WHAT YOU NEED TO DO
Line by line, reproduce the records exactly.

START THE INPUT

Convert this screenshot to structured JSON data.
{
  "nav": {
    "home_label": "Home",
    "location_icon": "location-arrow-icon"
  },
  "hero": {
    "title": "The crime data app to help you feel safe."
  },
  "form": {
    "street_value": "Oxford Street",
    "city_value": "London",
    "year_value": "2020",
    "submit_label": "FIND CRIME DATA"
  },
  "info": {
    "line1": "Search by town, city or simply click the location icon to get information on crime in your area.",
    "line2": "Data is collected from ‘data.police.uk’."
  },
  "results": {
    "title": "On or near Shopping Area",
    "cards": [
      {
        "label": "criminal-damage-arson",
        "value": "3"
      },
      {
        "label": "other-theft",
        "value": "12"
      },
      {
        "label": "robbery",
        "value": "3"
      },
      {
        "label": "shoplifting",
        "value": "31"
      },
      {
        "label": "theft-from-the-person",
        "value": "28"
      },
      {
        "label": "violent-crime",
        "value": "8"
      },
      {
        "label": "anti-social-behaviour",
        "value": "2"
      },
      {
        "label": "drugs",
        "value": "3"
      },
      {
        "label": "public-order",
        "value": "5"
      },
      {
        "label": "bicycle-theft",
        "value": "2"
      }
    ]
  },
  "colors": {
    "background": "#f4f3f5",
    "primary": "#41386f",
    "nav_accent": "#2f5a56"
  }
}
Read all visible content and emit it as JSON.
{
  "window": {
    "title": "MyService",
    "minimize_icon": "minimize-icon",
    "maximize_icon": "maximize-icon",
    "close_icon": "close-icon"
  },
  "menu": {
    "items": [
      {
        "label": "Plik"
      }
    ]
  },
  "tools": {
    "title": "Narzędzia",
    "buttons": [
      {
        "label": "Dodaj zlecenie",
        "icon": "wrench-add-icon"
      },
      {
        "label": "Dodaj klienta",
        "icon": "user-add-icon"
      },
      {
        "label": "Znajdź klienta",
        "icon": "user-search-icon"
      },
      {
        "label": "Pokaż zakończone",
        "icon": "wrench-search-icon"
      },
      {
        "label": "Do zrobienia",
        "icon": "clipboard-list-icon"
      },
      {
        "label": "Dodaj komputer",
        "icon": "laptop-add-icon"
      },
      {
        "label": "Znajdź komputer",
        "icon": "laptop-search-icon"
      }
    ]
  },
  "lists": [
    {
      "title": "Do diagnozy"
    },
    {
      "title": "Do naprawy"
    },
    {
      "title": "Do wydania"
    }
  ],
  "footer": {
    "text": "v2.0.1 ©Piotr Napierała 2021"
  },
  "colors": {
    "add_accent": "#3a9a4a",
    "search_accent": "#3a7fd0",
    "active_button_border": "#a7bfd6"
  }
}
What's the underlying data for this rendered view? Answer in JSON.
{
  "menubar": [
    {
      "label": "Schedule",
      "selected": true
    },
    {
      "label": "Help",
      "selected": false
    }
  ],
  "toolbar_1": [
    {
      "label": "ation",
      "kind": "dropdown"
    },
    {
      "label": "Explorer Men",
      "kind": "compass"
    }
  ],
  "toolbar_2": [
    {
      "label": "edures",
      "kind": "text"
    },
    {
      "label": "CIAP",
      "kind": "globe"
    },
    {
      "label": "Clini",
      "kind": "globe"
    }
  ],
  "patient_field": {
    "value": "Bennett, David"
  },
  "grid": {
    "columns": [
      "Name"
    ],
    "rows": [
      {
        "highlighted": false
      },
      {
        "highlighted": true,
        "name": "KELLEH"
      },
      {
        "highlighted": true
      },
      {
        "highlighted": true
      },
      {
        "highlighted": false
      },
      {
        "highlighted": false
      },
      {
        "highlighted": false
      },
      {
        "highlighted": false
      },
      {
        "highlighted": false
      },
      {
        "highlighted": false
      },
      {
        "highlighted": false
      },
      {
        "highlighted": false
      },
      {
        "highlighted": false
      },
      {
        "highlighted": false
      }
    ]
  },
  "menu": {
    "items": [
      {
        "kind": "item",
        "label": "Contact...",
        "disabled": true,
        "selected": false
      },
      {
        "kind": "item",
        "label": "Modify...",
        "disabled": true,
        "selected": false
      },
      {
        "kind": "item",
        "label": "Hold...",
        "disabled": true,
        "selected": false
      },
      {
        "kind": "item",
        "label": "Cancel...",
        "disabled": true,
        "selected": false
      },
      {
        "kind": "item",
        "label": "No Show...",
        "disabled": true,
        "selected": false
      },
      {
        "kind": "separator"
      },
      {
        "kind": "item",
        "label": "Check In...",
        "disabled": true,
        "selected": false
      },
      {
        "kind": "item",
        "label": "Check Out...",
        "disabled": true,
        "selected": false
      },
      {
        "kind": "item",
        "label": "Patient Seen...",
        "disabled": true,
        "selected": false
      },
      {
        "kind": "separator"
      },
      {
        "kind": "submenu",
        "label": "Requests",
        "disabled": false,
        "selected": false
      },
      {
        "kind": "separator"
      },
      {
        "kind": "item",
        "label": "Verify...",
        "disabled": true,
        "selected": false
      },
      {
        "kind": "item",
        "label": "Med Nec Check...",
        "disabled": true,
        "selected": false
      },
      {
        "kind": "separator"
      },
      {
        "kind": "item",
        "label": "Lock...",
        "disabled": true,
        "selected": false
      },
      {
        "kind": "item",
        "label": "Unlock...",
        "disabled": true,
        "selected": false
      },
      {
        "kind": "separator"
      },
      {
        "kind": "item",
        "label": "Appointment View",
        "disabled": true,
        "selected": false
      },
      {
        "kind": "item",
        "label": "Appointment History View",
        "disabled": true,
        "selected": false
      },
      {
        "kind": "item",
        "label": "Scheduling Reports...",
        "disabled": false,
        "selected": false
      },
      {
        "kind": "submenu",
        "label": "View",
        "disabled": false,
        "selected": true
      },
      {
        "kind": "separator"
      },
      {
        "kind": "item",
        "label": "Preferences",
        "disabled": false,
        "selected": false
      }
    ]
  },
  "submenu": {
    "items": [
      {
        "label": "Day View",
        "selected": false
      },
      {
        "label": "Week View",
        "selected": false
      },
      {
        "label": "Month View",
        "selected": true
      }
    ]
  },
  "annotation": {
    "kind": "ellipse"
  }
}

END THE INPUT

SOLUTION
Convert this screenshot to structured JSON data.
{
  "nav": {
    "home_label": "Home",
    "location_icon": "location-arrow-icon"
  },
  "hero": {
    "title": "The crime data app to help you feel safe."
  },
  "form": {
    "street_value": "Oxford Street",
    "city_value": "London",
    "year_value": "2020",
    "submit_label": "FIND CRIME DATA"
  },
  "info": {
    "line1": "Search by town, city or simply click the location icon to get information on crime in your area.",
    "line2": "Data is collected from ‘data.police.uk’."
  },
  "results": {
    "title": "On or near Shopping Area",
    "cards": [
      {
        "label": "criminal-damage-arson",
        "value": "3"
      },
      {
        "label": "other-theft",
        "value": "12"
      },
      {
        "label": "robbery",
        "value": "3"
      },
      {
        "label": "shoplifting",
        "value": "31"
      },
      {
        "label": "theft-from-the-person",
        "value": "28"
      },
      {
        "label": "violent-crime",
        "value": "8"
      },
      {
        "label": "anti-social-behaviour",
        "value": "2"
      },
      {
        "label": "drugs",
        "value": "3"
      },
      {
        "label": "public-order",
        "value": "5"
      },
      {
        "label": "bicycle-theft",
        "value": "2"
      }
    ]
  },
  "colors": {
    "background": "#f4f3f5",
    "primary": "#41386f",
    "nav_accent": "#2f5a56"
  }
}
Read all visible content and emit it as JSON.
{
  "window": {
    "title": "MyService",
    "minimize_icon": "minimize-icon",
    "maximize_icon": "maximize-icon",
    "close_icon": "close-icon"
  },
  "menu": {
    "items": [
      {
        "label": "Plik"
      }
    ]
  },
  "tools": {
    "title": "Narzędzia",
    "buttons": [
      {
        "label": "Dodaj zlecenie",
        "icon": "wrench-add-icon"
      },
      {
        "label": "Dodaj klienta",
        "icon": "user-add-icon"
      },
      {
        "label": "Znajdź klienta",
        "icon": "user-search-icon"
      },
      {
        "label": "Pokaż zakończone",
        "icon": "wrench-search-icon"
      },
      {
        "label": "Do zrobienia",
        "icon": "clipboard-list-icon"
      },
      {
        "label": "Dodaj komputer",
        "icon": "laptop-add-icon"
      },
      {
        "label": "Znajdź komputer",
        "icon": "laptop-search-icon"
      }
    ]
  },
  "lists": [
    {
      "title": "Do diagnozy"
    },
    {
      "title": "Do naprawy"
    },
    {
      "title": "Do wydania"
    }
  ],
  "footer": {
    "text": "v2.0.1 ©Piotr Napierała 2021"
  },
  "colors": {
    "add_accent": "#3a9a4a",
    "search_accent": "#3a7fd0",
    "active_button_border": "#a7bfd6"
  }
}
What's the underlying data for this rendered view? Answer in JSON.
{
  "menubar": [
    {
      "label": "Schedule",
      "selected": true
    },
    {
      "label": "Help",
      "selected": false
    }
  ],
  "toolbar_1": [
    {
      "label": "ation",
      "kind": "dropdown"
    },
    {
      "label": "Explorer Men",
      "kind": "compass"
    }
  ],
  "toolbar_2": [
    {
      "label": "edures",
      "kind": "text"
    },
    {
      "label": "CIAP",
      "kind": "globe"
    },
    {
      "label": "Clini",
      "kind": "globe"
    }
  ],
  "patient_field": {
    "value": "Bennett, David"
  },
  "grid": {
    "columns": [
      "Name"
    ],
    "rows": [
      {
        "highlighted": false
      },
      {
        "highlighted": true,
        "name": "KELLEH"
      },
      {
        "highlighted": true
      },
      {
        "highlighted": true
      },
      {
        "highlighted": false
      },
      {
        "highlighted": false
      },
      {
        "highlighted": false
      },
      {
        "highlighted": false
      },
      {
        "highlighted": false
      },
      {
        "highlighted": false
      },
      {
        "highlighted": false
      },
      {
        "highlighted": false
      },
      {
        "highlighted": false
      },
      {
        "highlighted": false
      }
    ]
  },
  "menu": {
    "items": [
      {
        "kind": "item",
        "label": "Contact...",
        "disabled": true,
        "selected": false
      },
      {
        "kind": "item",
        "label": "Modify...",
        "disabled": true,
        "selected": false
      },
      {
        "kind": "item",
        "label": "Hold...",
        "disabled": true,
        "selected": false
      },
      {
        "kind": "item",
        "label": "Cancel...",
        "disabled": true,
        "selected": false
      },
      {
        "kind": "item",
        "label": "No Show...",
        "disabled": true,
        "selected": false
      },
      {
        "kind": "separator"
      },
      {
        "kind": "item",
        "label": "Check In...",
        "disabled": true,
        "selected": false
      },
      {
        "kind": "item",
        "label": "Check Out...",
        "disabled": true,
        "selected": false
      },
      {
        "kind": "item",
        "label": "Patient Seen...",
        "disabled": true,
        "selected": false
      },
      {
        "kind": "separator"
      },
      {
        "kind": "submenu",
        "label": "Requests",
        "disabled": false,
        "selected": false
      },
      {
        "kind": "separator"
      },
      {
        "kind": "item",
        "label": "Verify...",
        "disabled": true,
        "selected": false
      },
      {
        "kind": "item",
        "label": "Med Nec Check...",
        "disabled": true,
        "selected": false
      },
      {
        "kind": "separator"
      },
      {
        "kind": "item",
        "label": "Lock...",
        "disabled": true,
        "selected": false
      },
      {
        "kind": "item",
        "label": "Unlock...",
        "disabled": true,
        "selected": false
      },
      {
        "kind": "separator"
      },
      {
        "kind": "item",
        "label": "Appointment View",
        "disabled": true,
        "selected": false
      },
      {
        "kind": "item",
        "label": "Appointment History View",
        "disabled": true,
        "selected": false
      },
      {
        "kind": "item",
        "label": "Scheduling Reports...",
        "disabled": false,
        "selected": false
      },
      {
        "kind": "submenu",
        "label": "View",
        "disabled": false,
        "selected": true
      },
      {
        "kind": "separator"
      },
      {
        "kind": "item",
        "label": "Preferences",
        "disabled": false,
        "selected": false
      }
    ]
  },
  "submenu": {
    "items": [
      {
        "label": "Day View",
        "selected": false
      },
      {
        "label": "Week View",
        "selected": false
      },
      {
        "label": "Month View",
        "selected": true
      }
    ]
  },
  "annotation": {
    "kind": "ellipse"
  }
}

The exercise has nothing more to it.